The Syntax-Semantics Interface: On-Line Composition Of Sentence Meaning

  • Pylkkänen L
  • McElree B
  • 141


    Mendeley users who have this article in their library.
  • 50


    Citations of this article.


This chapter presents a discussion on the syntax-semantics interface. The task of a theory of semantic interpretation is to characterize how elements in a syntactic string semantically relate to one another. Clearly, this depends on how one conceptualizes the meaning of the elementary building blocks-that is, the terminal nodes of a syntactic tree. Interpreting an expression typically requires integrating it into an evolving discourse model. Frequently, this requires resolving ambiguities at conceptually distinct levels, fixing reference, and drawing inferences to align local and global aspects of the discourse. To fully accomplish this task, it is uncontroversial that, in addition to lexical and syntactic constraints, comprehenders must draw upon pragmatic knowledge. The importance of high-level constraints has been illustrated by the finding that comprehenders sometimes adopt a pragmatically plausible interpretation even if it is incongruent with lexical and syntactic constraints. © 2006 Elsevier Ltd. All rights reserved.

Get free article suggestions today

Mendeley saves you time finding and organizing research

Sign up here
Already have an account ?Sign in

Find this document


  • Liina Pylkkänen

  • Brian McElree

Cite this document

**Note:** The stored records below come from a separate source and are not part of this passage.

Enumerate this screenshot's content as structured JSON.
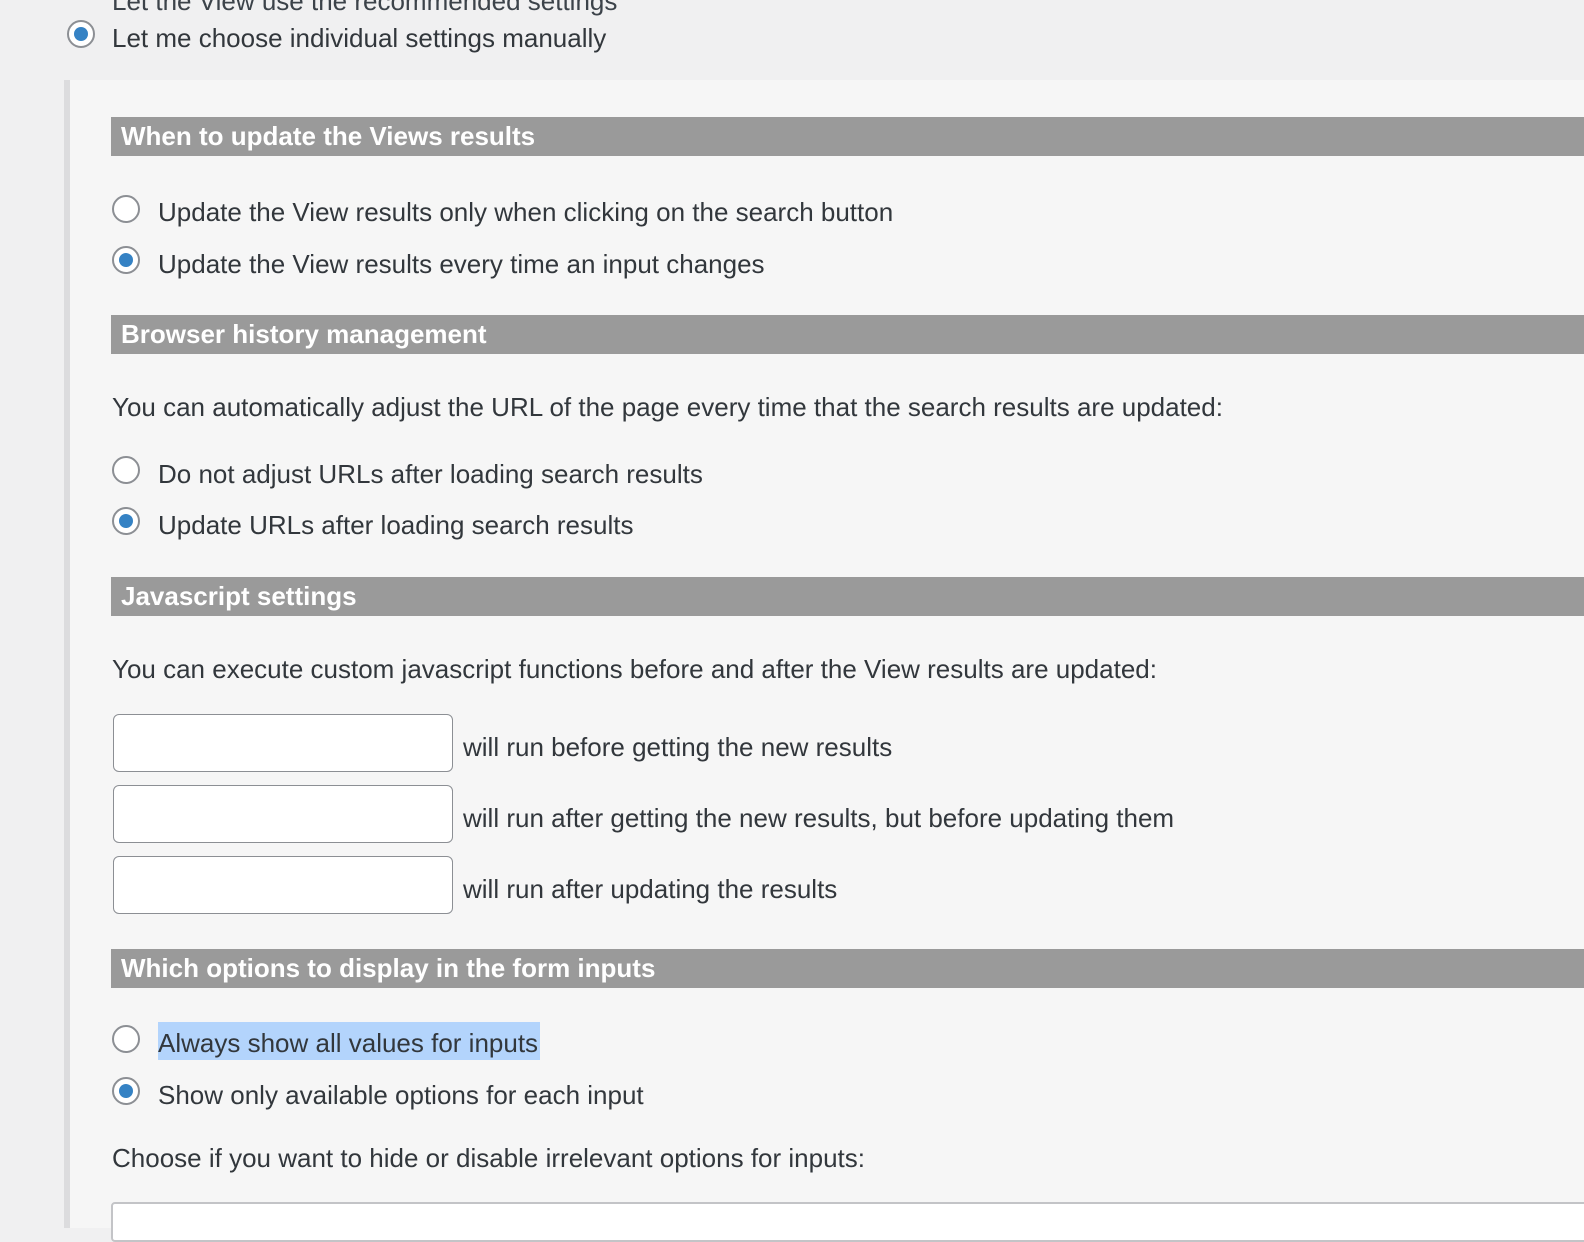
{
  "top_option_partial": "Let the View use the recommended settings",
  "manual_option": {
    "label": "Let me choose individual settings manually",
    "checked": true
  },
  "sections": {
    "update": {
      "title": "When to update the Views results",
      "options": [
        {
          "label": "Update the View results only when clicking on the search button",
          "checked": false
        },
        {
          "label": "Update the View results every time an input changes",
          "checked": true
        }
      ]
    },
    "history": {
      "title": "Browser history management",
      "description": "You can automatically adjust the URL of the page every time that the search results are updated:",
      "options": [
        {
          "label": "Do not adjust URLs after loading search results",
          "checked": false
        },
        {
          "label": "Update URLs after loading search results",
          "checked": true
        }
      ]
    },
    "javascript": {
      "title": "Javascript settings",
      "description": "You can execute custom javascript functions before and after the View results are updated:",
      "fields": [
        {
          "value": "",
          "label": "will run before getting the new results"
        },
        {
          "value": "",
          "label": "will run after getting the new results, but before updating them"
        },
        {
          "value": "",
          "label": "will run after updating the results"
        }
      ]
    },
    "options_display": {
      "title": "Which options to display in the form inputs",
      "options": [
        {
          "label": "Always show all values for inputs",
          "checked": false,
          "selected_text": true
        },
        {
          "label": "Show only available options for each input",
          "checked": true
        }
      ],
      "description": "Choose if you want to hide or disable irrelevant options for inputs:"
    }
  },
  "colors": {
    "accent": "#3582c4",
    "section_header_bg": "#9a9a9a",
    "selection_highlight": "#b3d4fc"
  }
}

Choose a citation style from the tabs below

Save time finding and organizing research with Mendeley

Sign up for free